Heartworms are transmitted to your dog by mosquitos. Once transmitted, it is a serious disease that is dangerous to treat. There is medication available to prevent heartworm infection. We use various heartworm preventatives, including Heartgard Plus and Interceptor Plus. Both of these preventatives are chewable tablets that should be given once a month. It is recommended to give this preventative year-round. Many of these heartworm preventatives also treat specific kinds of intestinal worms.” All dogs over 6 months of age should be tested for heartworms by a blood test that can be done in our office.
Puppies should be on a specially formulated puppy diet until 12 months of age. Large breeds can develop bone and cartilage problems if they are pushed nutritionally and should be fed a large breed dog puppy food. We recommend Science Diet, Royal Canin, Purina One, Iams, Natura pet foods. Puppies up to 3 months old should be fed 3 meals a day. After that, twice a day feeding is recommended. Fresh water should always be available. Start your puppy out right by not giving them people food when you eat! Dogs given table scraps will learn to beg and may develop poor dietary habits. These dogs may also be more likely to experience weight and dental issues as they age. Changes in the diet should be done slowly as they can lead to digestive upsets and diarrhea. Bones of any kind are not recommended, as anything as hard, or harder than, a puppy’s teeth can cause breakage.

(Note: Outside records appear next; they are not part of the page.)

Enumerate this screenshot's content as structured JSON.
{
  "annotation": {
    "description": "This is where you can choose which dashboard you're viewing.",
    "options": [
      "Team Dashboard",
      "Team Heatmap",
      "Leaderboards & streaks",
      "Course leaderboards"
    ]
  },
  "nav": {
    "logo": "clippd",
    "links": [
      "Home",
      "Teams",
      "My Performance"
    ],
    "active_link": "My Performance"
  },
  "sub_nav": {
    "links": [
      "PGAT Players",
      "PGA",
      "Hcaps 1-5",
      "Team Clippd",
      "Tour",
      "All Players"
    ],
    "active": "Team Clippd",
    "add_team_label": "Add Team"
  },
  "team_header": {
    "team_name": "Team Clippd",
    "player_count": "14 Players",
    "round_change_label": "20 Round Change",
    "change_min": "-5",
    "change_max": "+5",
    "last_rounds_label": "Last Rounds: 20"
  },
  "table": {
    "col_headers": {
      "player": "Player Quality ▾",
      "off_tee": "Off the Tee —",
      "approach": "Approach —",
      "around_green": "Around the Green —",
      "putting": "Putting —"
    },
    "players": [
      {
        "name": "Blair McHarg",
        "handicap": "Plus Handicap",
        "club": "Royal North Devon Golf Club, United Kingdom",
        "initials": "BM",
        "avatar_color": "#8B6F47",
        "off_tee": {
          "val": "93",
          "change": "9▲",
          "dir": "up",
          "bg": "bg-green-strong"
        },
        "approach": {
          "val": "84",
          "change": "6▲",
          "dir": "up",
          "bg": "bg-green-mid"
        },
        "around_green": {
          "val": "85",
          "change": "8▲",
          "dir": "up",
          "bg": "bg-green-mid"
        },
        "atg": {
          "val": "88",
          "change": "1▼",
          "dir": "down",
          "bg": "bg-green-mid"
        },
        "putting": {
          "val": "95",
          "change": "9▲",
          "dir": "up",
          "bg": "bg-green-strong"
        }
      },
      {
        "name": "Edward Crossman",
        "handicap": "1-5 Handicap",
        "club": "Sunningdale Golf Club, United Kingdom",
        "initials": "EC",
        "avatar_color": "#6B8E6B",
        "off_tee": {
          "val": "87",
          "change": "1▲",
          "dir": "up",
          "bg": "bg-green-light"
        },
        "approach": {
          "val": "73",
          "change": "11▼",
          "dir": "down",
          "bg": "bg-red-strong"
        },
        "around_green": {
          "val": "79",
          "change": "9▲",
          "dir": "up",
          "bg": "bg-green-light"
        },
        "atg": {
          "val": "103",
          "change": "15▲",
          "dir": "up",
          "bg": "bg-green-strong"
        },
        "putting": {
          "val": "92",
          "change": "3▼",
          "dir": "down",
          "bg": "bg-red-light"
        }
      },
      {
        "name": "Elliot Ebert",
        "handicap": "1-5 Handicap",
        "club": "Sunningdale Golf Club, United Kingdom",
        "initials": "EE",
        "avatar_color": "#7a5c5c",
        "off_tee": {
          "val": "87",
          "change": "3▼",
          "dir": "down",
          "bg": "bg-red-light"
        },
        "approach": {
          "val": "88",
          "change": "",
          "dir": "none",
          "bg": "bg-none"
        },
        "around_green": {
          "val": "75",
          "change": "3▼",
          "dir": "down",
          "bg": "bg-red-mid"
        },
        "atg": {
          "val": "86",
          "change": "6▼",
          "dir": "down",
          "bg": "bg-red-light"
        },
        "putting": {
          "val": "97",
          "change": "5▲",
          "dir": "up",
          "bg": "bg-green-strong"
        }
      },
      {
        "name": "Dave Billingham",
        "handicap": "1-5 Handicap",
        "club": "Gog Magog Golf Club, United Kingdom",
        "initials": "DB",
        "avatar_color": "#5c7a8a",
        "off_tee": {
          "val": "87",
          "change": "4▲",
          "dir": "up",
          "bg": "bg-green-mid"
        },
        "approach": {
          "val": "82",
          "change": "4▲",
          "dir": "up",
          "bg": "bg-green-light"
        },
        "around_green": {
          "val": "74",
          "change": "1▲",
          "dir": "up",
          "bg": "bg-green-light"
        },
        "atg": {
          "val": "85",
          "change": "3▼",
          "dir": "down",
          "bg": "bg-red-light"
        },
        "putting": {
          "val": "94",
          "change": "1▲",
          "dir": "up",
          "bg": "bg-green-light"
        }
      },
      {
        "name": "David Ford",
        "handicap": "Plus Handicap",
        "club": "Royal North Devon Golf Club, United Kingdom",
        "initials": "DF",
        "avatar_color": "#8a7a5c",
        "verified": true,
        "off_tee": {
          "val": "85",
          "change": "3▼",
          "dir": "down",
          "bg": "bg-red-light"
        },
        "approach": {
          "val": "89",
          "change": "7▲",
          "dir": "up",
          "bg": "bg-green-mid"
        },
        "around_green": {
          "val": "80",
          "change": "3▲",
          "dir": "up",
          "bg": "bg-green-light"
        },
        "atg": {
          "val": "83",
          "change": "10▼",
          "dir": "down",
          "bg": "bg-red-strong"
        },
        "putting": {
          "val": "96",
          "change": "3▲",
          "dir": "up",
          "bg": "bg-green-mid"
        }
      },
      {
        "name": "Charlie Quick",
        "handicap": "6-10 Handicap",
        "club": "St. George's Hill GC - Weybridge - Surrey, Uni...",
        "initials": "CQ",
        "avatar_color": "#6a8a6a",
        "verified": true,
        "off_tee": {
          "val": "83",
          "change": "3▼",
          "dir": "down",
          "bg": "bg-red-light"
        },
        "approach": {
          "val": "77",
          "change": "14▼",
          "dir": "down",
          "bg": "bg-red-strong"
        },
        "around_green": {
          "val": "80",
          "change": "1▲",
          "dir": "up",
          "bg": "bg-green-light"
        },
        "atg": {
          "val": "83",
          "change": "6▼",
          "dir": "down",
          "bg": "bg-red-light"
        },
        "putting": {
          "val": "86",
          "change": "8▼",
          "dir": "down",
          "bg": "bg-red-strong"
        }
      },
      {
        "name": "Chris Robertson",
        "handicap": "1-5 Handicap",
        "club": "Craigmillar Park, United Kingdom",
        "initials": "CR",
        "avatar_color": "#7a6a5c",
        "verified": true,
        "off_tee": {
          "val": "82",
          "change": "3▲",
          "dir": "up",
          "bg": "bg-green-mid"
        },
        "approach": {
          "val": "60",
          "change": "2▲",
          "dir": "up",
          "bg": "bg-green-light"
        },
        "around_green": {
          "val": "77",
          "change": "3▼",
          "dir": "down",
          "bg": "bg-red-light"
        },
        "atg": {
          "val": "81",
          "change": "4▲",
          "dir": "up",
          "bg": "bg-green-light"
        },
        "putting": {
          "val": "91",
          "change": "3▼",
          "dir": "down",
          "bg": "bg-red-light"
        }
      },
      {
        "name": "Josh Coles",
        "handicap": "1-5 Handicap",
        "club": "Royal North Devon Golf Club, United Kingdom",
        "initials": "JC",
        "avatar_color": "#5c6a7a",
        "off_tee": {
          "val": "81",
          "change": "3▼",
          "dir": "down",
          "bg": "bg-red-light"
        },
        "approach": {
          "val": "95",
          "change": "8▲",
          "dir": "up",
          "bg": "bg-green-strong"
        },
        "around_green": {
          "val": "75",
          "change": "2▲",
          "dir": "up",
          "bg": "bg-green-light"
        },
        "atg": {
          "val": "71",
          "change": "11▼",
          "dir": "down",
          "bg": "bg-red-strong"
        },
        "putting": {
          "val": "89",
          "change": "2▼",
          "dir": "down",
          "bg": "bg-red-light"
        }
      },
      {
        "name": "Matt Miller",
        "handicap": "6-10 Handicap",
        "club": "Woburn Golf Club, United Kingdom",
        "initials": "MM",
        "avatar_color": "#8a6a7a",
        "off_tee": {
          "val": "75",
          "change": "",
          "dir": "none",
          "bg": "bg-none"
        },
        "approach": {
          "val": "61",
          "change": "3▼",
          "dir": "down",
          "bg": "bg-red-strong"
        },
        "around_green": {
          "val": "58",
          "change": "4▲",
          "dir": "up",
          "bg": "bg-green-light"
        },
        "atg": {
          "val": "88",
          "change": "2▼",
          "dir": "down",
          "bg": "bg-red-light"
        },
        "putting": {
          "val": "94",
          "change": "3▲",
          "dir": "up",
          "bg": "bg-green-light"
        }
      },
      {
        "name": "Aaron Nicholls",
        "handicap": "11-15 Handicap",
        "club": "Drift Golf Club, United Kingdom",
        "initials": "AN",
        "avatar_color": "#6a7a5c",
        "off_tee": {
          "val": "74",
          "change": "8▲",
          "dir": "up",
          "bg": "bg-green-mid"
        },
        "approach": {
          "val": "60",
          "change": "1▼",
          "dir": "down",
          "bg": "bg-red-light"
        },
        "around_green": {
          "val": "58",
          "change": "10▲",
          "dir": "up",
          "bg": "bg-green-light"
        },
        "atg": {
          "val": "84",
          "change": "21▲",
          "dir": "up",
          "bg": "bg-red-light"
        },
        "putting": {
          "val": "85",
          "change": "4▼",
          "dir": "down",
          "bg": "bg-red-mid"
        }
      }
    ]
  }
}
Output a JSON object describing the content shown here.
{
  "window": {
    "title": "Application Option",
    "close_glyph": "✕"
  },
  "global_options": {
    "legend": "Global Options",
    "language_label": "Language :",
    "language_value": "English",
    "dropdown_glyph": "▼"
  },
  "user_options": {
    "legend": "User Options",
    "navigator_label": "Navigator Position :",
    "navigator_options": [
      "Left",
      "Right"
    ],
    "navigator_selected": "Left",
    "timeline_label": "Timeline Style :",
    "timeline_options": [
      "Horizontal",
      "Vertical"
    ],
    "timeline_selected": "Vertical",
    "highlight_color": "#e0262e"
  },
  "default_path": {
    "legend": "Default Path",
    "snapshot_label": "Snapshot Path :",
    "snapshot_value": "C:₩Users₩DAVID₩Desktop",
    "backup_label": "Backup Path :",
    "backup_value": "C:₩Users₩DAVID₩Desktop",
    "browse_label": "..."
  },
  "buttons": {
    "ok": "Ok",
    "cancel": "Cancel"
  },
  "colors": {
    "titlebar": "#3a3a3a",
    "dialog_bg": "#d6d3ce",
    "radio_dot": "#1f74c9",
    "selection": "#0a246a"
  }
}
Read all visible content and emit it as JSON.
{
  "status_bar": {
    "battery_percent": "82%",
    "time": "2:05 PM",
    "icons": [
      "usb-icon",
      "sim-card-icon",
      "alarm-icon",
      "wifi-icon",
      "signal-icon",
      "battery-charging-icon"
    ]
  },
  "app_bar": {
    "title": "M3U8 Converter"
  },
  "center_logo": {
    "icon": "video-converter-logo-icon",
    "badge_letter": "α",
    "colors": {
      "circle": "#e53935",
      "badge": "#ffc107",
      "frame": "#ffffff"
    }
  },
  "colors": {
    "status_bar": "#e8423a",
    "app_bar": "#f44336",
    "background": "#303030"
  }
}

All dogs make better pets if you take the time to train them when they are puppies. We offer puppy classes here at the clinic. Our trainer has years of experience with all breeds of dogs and can help with many behavioral problems.
It is important for your dog to get regular exercise. Having a big back yard is not enough. Daily walks and play time is necessary for a pets mental and physical health. Ask us about local trails and dog parks.
Neuter & Spay
We highly recommend that your dog be spayed (female) or castrated (male). Female dogs can be spayed at around 6 months of age. They do not have to go through a “heat” cycle and this surgery generally has no effect on their temperament. Spaying a dog before she has a heat period has been demonstrated to markedly reduce the incidence of mammary cancer later in life. Once the dog has been spayed she will no longer have heat periods and she cannot become pregnant.
Male dogs can be castrated as early as 6 months of age, but depending on the size your puppy will be when he is an adult, you should discuss neutering in more detail with the veterinarian. Castrating your dog will tend to reduce his aggressiveness toward other dogs and make him less likely to stray from home. Castrated dogs are less likely to develop prostate infections or prostate cancer in their old age.
Small breed dogs sometimes do not lose all of their baby teeth as they get older, therefore we recommend waiting to neuter them until 6 months of age so that we can pull any retained teeth at that time.
The microchip we use is an international microchip that can be scanned anywhere to help return your pet to you as quickly as possible. We can implant a microchip at any time; however we prefer to do it at the time of neuter or spay while your pet is under anesthesia.
Specially formulated dental diets and chews can help prevent tartar build up in your pets teeth; however brushing your dog’s teeth at least 3 times a week is the best way to prevent plaque buildup, early loss of teeth, and bad breath. This is best initiated when your dog is young. We carry toothpaste that is especially formulated and flavored for dogs. Do not use human toothpaste because its foaming action will upset their stomach. Regular periodontal therapies and assessments may be needed annually or as recommended by the veterinarian.